__What to do__.
Please retype the records below exactly as they appear, leaving out every picture.

__Excerpted records__.
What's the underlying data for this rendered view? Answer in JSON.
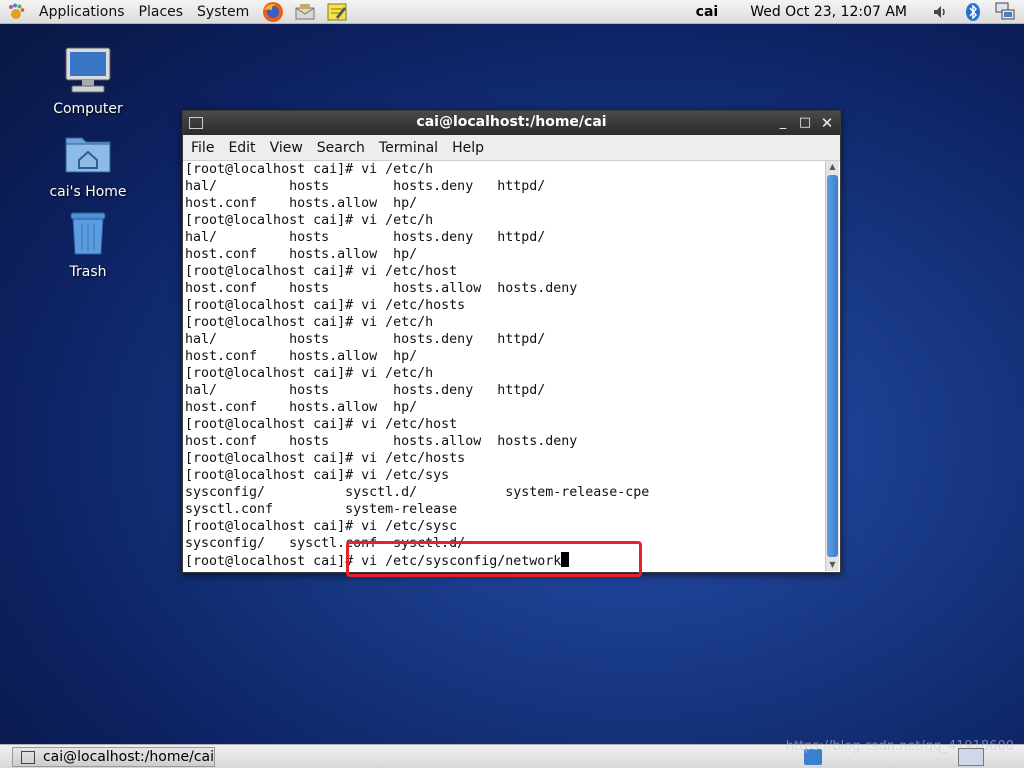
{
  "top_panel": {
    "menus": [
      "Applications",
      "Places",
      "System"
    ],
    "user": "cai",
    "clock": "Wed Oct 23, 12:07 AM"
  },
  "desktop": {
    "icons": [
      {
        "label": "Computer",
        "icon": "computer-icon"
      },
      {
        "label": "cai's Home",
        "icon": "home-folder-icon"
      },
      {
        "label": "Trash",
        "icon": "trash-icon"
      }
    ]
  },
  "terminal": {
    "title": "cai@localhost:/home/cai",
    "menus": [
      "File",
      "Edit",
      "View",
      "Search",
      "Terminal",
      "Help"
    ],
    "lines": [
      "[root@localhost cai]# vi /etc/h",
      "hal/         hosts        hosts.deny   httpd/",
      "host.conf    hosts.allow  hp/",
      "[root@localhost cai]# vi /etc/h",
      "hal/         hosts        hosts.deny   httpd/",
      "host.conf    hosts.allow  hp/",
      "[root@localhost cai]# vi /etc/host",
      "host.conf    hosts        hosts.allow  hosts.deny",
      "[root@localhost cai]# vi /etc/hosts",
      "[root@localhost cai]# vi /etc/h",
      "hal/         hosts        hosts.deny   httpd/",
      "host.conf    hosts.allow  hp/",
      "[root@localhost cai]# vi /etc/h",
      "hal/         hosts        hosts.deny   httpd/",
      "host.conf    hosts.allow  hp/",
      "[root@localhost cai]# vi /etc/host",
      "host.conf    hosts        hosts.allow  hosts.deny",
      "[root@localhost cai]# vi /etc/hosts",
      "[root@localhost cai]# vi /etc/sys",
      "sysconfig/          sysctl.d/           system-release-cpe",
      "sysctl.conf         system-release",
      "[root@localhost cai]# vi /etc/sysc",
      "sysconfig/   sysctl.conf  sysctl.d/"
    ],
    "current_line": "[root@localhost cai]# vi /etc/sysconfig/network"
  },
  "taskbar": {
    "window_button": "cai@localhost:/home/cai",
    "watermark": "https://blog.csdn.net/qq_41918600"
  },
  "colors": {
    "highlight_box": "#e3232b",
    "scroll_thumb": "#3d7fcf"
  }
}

__Output__.
What's the underlying data for this rendered view? Answer in JSON.
{
  "top_panel": {
    "menus": [
      "Applications",
      "Places",
      "System"
    ],
    "user": "cai",
    "clock": "Wed Oct 23, 12:07 AM"
  },
  "desktop": {
    "icons": [
      {
        "label": "Computer",
        "icon": "computer-icon"
      },
      {
        "label": "cai's Home",
        "icon": "home-folder-icon"
      },
      {
        "label": "Trash",
        "icon": "trash-icon"
      }
    ]
  },
  "terminal": {
    "title": "cai@localhost:/home/cai",
    "menus": [
      "File",
      "Edit",
      "View",
      "Search",
      "Terminal",
      "Help"
    ],
    "lines": [
      "[root@localhost cai]# vi /etc/h",
      "hal/         hosts        hosts.deny   httpd/",
      "host.conf    hosts.allow  hp/",
      "[root@localhost cai]# vi /etc/h",
      "hal/         hosts        hosts.deny   httpd/",
      "host.conf    hosts.allow  hp/",
      "[root@localhost cai]# vi /etc/host",
      "host.conf    hosts        hosts.allow  hosts.deny",
      "[root@localhost cai]# vi /etc/hosts",
      "[root@localhost cai]# vi /etc/h",
      "hal/         hosts        hosts.deny   httpd/",
      "host.conf    hosts.allow  hp/",
      "[root@localhost cai]# vi /etc/h",
      "hal/         hosts        hosts.deny   httpd/",
      "host.conf    hosts.allow  hp/",
      "[root@localhost cai]# vi /etc/host",
      "host.conf    hosts        hosts.allow  hosts.deny",
      "[root@localhost cai]# vi /etc/hosts",
      "[root@localhost cai]# vi /etc/sys",
      "sysconfig/          sysctl.d/           system-release-cpe",
      "sysctl.conf         system-release",
      "[root@localhost cai]# vi /etc/sysc",
      "sysconfig/   sysctl.conf  sysctl.d/"
    ],
    "current_line": "[root@localhost cai]# vi /etc/sysconfig/network"
  },
  "taskbar": {
    "window_button": "cai@localhost:/home/cai",
    "watermark": "https://blog.csdn.net/qq_41918600"
  },
  "colors": {
    "highlight_box": "#e3232b",
    "scroll_thumb": "#3d7fcf"
  }
}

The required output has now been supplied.